A fall in visitor numbers to Hong Kong from the Chinese mainland has affected results for the three largest airlines in China.
The Hong Kong Tourism Board (HKTB) reported a decline in overnight visitor arrivals to Hong Kong of 3.8% (to about 12.7 million) for the first half of the year, with a fall in tourists from China contributing most to the decline.
The South China Morning Post noted that low jet fuel costs helped the results of the three biggest Chinese carriers, as did “mainlanders’ strong wanderlust – for all places other than Hong Kong”.
The three biggest China-based carriers are China Southern, China Eastern, and Air China. China Southern is based in Guangzhou, China Eastern in Shanghai and Air China in Beijing. All three carriers serve Australia.

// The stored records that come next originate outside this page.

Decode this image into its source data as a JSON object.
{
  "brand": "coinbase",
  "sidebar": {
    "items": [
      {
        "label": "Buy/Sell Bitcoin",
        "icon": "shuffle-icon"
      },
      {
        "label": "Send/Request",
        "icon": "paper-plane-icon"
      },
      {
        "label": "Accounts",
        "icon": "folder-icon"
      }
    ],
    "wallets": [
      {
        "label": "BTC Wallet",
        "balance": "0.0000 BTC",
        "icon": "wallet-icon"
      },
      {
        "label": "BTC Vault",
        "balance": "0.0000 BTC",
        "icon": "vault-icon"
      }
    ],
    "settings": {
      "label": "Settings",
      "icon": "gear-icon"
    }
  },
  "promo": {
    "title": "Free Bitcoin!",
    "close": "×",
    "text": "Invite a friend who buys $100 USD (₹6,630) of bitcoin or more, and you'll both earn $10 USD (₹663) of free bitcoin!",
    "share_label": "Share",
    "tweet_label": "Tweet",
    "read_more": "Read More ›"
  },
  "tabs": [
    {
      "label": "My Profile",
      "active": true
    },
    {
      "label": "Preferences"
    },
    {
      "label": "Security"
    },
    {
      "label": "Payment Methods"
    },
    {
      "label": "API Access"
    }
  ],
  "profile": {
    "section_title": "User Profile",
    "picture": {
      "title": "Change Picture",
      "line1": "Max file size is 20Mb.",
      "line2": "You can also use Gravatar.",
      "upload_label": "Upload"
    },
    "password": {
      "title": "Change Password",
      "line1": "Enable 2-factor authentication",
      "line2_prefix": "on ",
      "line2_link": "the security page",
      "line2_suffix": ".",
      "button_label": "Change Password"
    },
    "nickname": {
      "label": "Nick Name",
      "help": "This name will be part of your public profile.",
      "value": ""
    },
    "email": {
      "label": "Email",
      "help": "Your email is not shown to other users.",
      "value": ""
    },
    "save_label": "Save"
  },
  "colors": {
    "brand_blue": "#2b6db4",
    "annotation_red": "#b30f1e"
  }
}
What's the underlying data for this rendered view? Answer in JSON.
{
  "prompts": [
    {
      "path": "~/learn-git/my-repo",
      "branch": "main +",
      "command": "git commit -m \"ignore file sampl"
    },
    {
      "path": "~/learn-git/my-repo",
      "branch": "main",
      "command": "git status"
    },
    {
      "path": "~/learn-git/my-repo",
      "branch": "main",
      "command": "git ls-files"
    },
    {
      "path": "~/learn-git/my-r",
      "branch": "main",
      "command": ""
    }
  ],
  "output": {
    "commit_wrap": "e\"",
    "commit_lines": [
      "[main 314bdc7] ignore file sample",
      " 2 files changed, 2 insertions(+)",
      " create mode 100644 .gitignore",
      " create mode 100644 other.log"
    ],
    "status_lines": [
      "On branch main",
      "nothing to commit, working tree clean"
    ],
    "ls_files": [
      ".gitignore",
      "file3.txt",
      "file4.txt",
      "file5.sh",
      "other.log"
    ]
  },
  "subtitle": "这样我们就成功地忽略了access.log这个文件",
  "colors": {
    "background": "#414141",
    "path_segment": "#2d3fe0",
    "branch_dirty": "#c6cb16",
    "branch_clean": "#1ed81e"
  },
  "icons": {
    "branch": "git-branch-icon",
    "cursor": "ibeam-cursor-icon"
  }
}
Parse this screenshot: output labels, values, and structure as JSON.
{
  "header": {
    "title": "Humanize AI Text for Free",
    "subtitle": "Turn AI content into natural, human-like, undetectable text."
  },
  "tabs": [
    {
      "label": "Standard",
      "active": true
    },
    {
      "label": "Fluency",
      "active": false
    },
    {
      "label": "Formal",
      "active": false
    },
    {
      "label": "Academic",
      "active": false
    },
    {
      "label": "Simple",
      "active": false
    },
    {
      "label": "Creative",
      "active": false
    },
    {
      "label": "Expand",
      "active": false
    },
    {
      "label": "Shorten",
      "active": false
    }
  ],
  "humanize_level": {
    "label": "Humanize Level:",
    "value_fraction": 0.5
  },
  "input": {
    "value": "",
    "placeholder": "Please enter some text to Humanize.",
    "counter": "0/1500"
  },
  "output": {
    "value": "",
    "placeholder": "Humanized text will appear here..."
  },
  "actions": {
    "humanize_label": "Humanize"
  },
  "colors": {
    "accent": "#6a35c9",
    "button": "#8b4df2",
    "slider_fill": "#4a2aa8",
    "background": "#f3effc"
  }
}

China Southern Airlines on Friday posted its best ever first-half profit, exceeding CYE 3.5 billion (AUD 772.3 million). It was the only airline among the big three that did not record a decline in regional traffic (which includes Hong Kong, Macau and Taiwan), the paper noted – though regional traffic is a small part of the overall mix.
China Southern reported a record 36% year-on-year traffic increase on its international flights. Domestic traffic grew 10.7% and regional traffic, 8.7%.
Air China reported a year-on-year increase in international traffic of 10.2% and in domestic 2.29%, accompanied by an 8.1% decline in revenue contribution from regional traffic .
China Eastern reported a 6.2% decline in regional traffic (revenue passenger kilometres) and a 4% drop measured in passenger numbers.
The full-year outlook for the big three Chinese airlines is rosy, as regional traffic to places like Hong Kong is a minor part of their overall business and Taiwan is more important to their mix than Hong Kong.
In the first half, regional traffic contributed just 6% of passenger revenue at Air China, 4% at China Eastern, and a mere 2.6% at China Southern.
China Southern plans to deploy more capacity on international operations, especially on its European, American and Oceania routes. The latter includes Australia.
Written by Peter Needham